Human and robot system collaboration safety is further enhanced through speed and separation monitoring techniques. There is a minimum required safety distance and maximum allowed speed between the robot system and the person. This specification has required innovation in improved motion control, development of new robot covering materials, and better sensors.
Furthermore, sharp edges and protrusions must be minimized on the entire system to avoid injury if a collision were to occur if the robot system was accidentally impacted by a human.
Collaborative robots are key players in a wide range of applications such as packing, quality testing, material handling, machine tending, assembly, welding and others. The material handling industry is seeing the fastest integration of collaborative robots.
Solutions using Cobots
Collaborative robots are reducing initial integration time as the quickly advancing technology is creating a quicker and easier to program robot. This also enables them to be moved from one work assignment to another with great ease. For instance, a cobot can be fitted with suction cups for the unpacking of infant formula and then a few hours later be switched to working with boxes of spaghetti.

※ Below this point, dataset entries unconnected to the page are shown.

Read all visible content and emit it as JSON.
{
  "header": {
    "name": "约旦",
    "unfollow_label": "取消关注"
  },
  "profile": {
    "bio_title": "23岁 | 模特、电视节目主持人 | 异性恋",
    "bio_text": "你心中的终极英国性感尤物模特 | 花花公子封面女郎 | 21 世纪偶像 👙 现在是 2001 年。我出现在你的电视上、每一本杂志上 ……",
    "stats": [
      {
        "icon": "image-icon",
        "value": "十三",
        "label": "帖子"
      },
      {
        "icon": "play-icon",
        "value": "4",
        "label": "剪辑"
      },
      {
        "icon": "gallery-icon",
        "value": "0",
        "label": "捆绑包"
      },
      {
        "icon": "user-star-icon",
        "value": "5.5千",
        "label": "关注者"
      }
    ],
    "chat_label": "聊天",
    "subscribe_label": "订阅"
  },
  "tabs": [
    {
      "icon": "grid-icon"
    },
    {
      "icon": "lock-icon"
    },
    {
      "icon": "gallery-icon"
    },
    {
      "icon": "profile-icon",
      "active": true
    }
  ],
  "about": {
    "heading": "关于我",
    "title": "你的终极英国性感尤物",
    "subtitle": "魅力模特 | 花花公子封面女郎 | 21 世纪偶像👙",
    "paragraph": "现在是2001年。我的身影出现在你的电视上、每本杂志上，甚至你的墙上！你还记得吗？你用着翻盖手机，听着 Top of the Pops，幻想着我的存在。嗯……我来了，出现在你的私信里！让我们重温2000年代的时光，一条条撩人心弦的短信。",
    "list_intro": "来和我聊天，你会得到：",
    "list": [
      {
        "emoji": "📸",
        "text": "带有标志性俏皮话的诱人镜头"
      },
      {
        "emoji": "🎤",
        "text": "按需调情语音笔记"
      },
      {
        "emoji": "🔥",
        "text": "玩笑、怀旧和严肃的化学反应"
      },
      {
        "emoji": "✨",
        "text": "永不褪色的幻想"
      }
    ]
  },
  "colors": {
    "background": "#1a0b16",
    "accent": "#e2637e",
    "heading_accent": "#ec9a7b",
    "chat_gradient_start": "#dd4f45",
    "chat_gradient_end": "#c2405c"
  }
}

These collaborative robots can also accomplish tasks such as lifting and holding a part while it is being installed or worked on by a human worker. A worker on an assembly line can increase his/her efficiency by teaching the cobot different ways to conduct the job.
Human workers can also guide robots and resolve technical hiccups that would normally stop operations, enabling a faster and better end result. They can continue to control and monitor the production process while enabling the robot to perform the physically strenuous work and reduce the risk of injury.
Cobots truly provide the perfect solution for tasks that require a combination of manual work and automation where it is important for a worker to see, feel, and react as needed while the cobot handles the physically taxiing work.
These collaborative robots are very efficient, user-friendly, and provide a great value to replace the boring and repetitive tasks while also providing for a very nice return on investment. The manufacturing paradigm is shifting, proving that manufacturers are desiring the added flexibility and ease that collaborative robots can offer.
If you are interested in learning more about the collaborative robots, then contact RobotWorx experts. We are certified integrators for a variety of robots for FANUC, Motoman, Universal Robots, KUKA, and ABB. Our staff will work with you to help you design and build the best robotic system for you and your facility.